Moore's Law slowed down a bit about ten years ago. There is still progress, but other metrics like average power consumption per unit of computation are becoming centrally important with mobile.4 We may complain about the lack of progress in batteries - most technology does not follow the same steep slope of Moore's Law - but there have been improvements...
I think of A and B batteries and smile...
1 The vast majority of the transistors are in the memory chips and A8 processor. Other chips may have up to a few million transistors each, but ignoring them turns out to be a rounding error. The flash memory is MLC NAND - each transistor can store two bits of information or four transistors per byte. My iPhone has 64 gigabytes, we we're talking 274.88 billion transistors (remember a kilobyte is 1024 bytes) for the flash. It has 1 GB of SDRAM so another 8.59 billion transistors as SDRAM uses one transistor per bit. Finally the A8 processor is advertised at over 2 billion transistors. So something north of 285.8 billion considering other components - probably just under 287 billion transistors.
Also note that something like a smartphone has about 99% of its transistors devoted to memory.
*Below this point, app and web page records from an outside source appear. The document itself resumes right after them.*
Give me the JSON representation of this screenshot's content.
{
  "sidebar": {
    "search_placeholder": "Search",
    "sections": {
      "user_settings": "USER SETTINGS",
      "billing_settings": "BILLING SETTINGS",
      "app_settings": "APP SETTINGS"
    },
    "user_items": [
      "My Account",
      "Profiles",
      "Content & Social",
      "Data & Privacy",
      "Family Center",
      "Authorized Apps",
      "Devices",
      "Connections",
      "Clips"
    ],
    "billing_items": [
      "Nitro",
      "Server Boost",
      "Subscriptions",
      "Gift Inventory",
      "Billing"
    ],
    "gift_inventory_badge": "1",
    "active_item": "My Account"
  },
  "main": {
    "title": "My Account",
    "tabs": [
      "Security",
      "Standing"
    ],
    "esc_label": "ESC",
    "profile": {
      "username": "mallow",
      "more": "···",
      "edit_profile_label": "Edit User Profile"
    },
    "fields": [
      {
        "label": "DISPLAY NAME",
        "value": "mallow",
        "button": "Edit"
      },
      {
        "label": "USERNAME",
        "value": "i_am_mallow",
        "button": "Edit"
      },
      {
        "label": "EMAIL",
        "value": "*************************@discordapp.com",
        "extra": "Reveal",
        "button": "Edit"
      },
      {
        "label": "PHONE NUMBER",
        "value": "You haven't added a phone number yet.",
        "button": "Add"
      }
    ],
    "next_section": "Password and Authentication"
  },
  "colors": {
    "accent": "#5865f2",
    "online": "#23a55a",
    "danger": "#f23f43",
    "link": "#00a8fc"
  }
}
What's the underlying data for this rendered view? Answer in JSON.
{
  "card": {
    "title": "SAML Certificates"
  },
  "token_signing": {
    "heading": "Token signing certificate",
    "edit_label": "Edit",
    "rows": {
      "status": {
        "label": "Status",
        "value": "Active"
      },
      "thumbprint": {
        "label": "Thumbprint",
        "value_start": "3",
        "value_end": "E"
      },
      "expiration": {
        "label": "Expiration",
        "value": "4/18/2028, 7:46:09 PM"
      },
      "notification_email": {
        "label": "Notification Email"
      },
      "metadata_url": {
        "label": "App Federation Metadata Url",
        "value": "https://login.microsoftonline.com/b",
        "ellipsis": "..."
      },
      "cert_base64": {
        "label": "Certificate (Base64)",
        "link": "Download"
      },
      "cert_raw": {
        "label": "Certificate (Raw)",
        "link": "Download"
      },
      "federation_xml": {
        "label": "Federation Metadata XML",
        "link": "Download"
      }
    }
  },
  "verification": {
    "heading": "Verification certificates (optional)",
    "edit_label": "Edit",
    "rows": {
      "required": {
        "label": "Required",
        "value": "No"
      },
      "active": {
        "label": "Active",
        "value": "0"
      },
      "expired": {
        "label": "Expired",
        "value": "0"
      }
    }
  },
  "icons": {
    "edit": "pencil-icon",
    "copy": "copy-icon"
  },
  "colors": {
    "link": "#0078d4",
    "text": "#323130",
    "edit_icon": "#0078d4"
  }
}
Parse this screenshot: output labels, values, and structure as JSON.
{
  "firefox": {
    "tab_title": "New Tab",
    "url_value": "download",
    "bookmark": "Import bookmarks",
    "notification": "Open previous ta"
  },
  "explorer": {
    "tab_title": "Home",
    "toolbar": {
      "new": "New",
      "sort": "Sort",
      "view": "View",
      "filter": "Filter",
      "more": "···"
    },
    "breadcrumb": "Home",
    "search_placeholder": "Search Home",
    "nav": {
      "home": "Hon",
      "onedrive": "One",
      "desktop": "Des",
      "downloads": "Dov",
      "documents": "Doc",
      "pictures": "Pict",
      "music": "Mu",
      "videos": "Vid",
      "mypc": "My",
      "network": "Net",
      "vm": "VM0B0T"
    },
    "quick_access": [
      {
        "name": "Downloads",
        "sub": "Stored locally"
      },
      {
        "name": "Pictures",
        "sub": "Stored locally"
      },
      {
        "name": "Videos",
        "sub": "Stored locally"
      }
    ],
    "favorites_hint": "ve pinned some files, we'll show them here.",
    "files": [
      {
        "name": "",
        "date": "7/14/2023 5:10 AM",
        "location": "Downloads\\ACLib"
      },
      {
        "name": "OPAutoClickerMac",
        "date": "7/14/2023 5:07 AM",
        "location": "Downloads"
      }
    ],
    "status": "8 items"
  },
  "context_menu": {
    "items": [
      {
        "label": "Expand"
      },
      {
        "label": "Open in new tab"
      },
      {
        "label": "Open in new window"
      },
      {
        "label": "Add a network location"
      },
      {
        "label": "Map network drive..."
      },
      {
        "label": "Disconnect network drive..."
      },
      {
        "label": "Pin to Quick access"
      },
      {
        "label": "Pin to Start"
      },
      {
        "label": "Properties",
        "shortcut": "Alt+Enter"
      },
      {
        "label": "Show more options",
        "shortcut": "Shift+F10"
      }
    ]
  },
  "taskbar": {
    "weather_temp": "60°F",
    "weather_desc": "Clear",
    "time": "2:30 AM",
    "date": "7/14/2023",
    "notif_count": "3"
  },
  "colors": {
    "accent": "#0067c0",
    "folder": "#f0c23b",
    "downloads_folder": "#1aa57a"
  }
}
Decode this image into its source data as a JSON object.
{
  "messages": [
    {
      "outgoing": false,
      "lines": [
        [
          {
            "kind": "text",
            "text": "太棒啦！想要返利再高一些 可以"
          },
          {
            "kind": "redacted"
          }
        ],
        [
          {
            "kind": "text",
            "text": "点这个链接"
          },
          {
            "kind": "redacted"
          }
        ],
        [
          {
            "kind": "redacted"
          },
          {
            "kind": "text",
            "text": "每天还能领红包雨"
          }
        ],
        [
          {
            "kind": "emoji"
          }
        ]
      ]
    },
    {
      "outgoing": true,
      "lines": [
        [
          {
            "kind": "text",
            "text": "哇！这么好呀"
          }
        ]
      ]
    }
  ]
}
2 Current estimates of the number of stars in the Milky Way galaxy are in the 200 to 400 billion range.
3 I don't have access to the input numbers. You can do some crude checks. The VLSI Research number gives about 36 billion transistors per person. This works out to about 100 billion transistors for the 2 billion or so connected people. With smartphones obsoleting in about two years. An average smartphone (including the cheap ones) probably averages something under 100 billion transistors so we're in the ballpark.
The increase in transistor fabrication has been so fierce that you only have to consider the past 3 or 4 years before earlier numbers are become rounding errors - also going back much further and the devices are no longer in use.
4 It is well beyond the scope of a quick post, but Moore's Law had at least drivers in addition to human ingenuity and will. One was the extreme scalability of photolithography. The tools may seem expensive, but they've been able to generate increasingly vast and inexpensive output even as designs shrunk and became more complex. And there is Dennard scaling. In the mid 70s it was discovered that the current and voltage required to switch transistors shrank with their size. Without this chips would have quickly melted down and defied any shrinking attempts.
Currently something of an explosion of ideas is underway of where we go beyond Moore's Law. The rough principal still applies - devices will become more powerful in some meaningful way - just not exactly what Moore conjectured.
I made a chocolate cake to celebrate the birthday of a vegetarian friend. It is based on an eggless chocolate mousse. The trick is to use avocados. I won't go into the full cake other than noting the first layer is a shortbread with a lot of cocoa powder. The chocolate mousse goes on that and everything is covered with a chocolate glaze and then a semi-sweet chocolate is peeled over it (anything darker than about 50% doesn't peel cleanly).
The chocolate mousse recipe is about right for a 7 or 8 inch round pan. I used a small 5 inch pan and made several. Adjust as you see fit
° 2 ripe avocados
° 100g dark chocolate, melted (I used 70% Lindt)
° 2 tablespoons dark cocoa powder
° 100g white cane sugar
° 1 teaspoon vanilla extract
° 1 pinch salt
° 1 tablespoon coconut oil
° 3-4 tablespoons coconut milk
° Combine all the ingredients in a food processor and pulse for 5 minutes or so until smooth.
° Add coconut milk as needed to thin is down.
° Spoon the mousse over the base and level
° Refrigerate the cake overnight.
° The next day, remove the cake from the pan and transfer it on a platter.